» DATA PROVIDED:

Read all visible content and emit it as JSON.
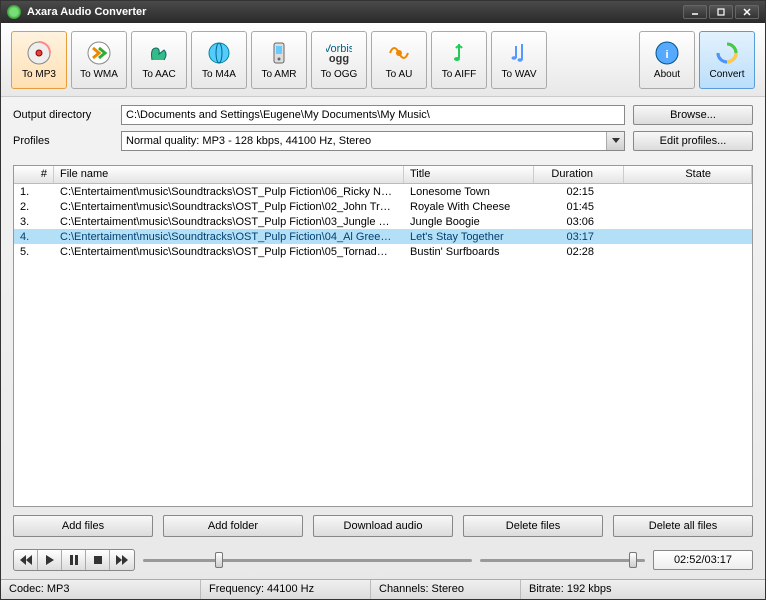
{
  "titlebar": {
    "text": "Axara Audio Converter"
  },
  "toolbar": {
    "buttons": [
      {
        "label": "To MP3",
        "name": "to-mp3",
        "icon": "disc",
        "active": true
      },
      {
        "label": "To WMA",
        "name": "to-wma",
        "icon": "wma"
      },
      {
        "label": "To AAC",
        "name": "to-aac",
        "icon": "aac"
      },
      {
        "label": "To M4A",
        "name": "to-m4a",
        "icon": "m4a"
      },
      {
        "label": "To AMR",
        "name": "to-amr",
        "icon": "amr"
      },
      {
        "label": "To OGG",
        "name": "to-ogg",
        "icon": "ogg"
      },
      {
        "label": "To AU",
        "name": "to-au",
        "icon": "au"
      },
      {
        "label": "To AIFF",
        "name": "to-aiff",
        "icon": "aiff"
      },
      {
        "label": "To WAV",
        "name": "to-wav",
        "icon": "wav"
      }
    ],
    "about": "About",
    "convert": "Convert"
  },
  "form": {
    "output_label": "Output directory",
    "output_value": "C:\\Documents and Settings\\Eugene\\My Documents\\My Music\\",
    "browse": "Browse...",
    "profiles_label": "Profiles",
    "profile_value": "Normal quality: MP3 - 128 kbps, 44100 Hz, Stereo",
    "edit_profiles": "Edit profiles..."
  },
  "table": {
    "headers": {
      "num": "#",
      "fname": "File name",
      "title": "Title",
      "dur": "Duration",
      "state": "State"
    },
    "rows": [
      {
        "num": "1.",
        "fname": "C:\\Entertaiment\\music\\Soundtracks\\OST_Pulp Fiction\\06_Ricky N…",
        "title": "Lonesome Town",
        "dur": "02:15",
        "state": "",
        "selected": false
      },
      {
        "num": "2.",
        "fname": "C:\\Entertaiment\\music\\Soundtracks\\OST_Pulp Fiction\\02_John Tr…",
        "title": "Royale With Cheese",
        "dur": "01:45",
        "state": "",
        "selected": false
      },
      {
        "num": "3.",
        "fname": "C:\\Entertaiment\\music\\Soundtracks\\OST_Pulp Fiction\\03_Jungle …",
        "title": "Jungle Boogie",
        "dur": "03:06",
        "state": "",
        "selected": false
      },
      {
        "num": "4.",
        "fname": "C:\\Entertaiment\\music\\Soundtracks\\OST_Pulp Fiction\\04_Al Gree…",
        "title": "Let's Stay Together",
        "dur": "03:17",
        "state": "",
        "selected": true
      },
      {
        "num": "5.",
        "fname": "C:\\Entertaiment\\music\\Soundtracks\\OST_Pulp Fiction\\05_Tornad…",
        "title": "Bustin' Surfboards",
        "dur": "02:28",
        "state": "",
        "selected": false
      }
    ]
  },
  "bottom": {
    "add_files": "Add files",
    "add_folder": "Add folder",
    "download_audio": "Download audio",
    "delete_files": "Delete files",
    "delete_all": "Delete all files"
  },
  "player": {
    "time": "02:52/03:17",
    "pos_pct": 22,
    "vol_pct": 90
  },
  "status": {
    "codec_label": "Codec:",
    "codec": "MP3",
    "freq_label": "Frequency:",
    "freq": "44100 Hz",
    "channels_label": "Channels:",
    "channels": "Stereo",
    "bitrate_label": "Bitrate:",
    "bitrate": "192 kbps"
  }
}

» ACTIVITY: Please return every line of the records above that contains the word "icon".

» YOUR RESPONSE:
        "icon": "disc",
        "icon": "wma"
        "icon": "aac"
        "icon": "m4a"
        "icon": "amr"
        "icon": "ogg"
        "icon": "au"
        "icon": "aiff"
        "icon": "wav"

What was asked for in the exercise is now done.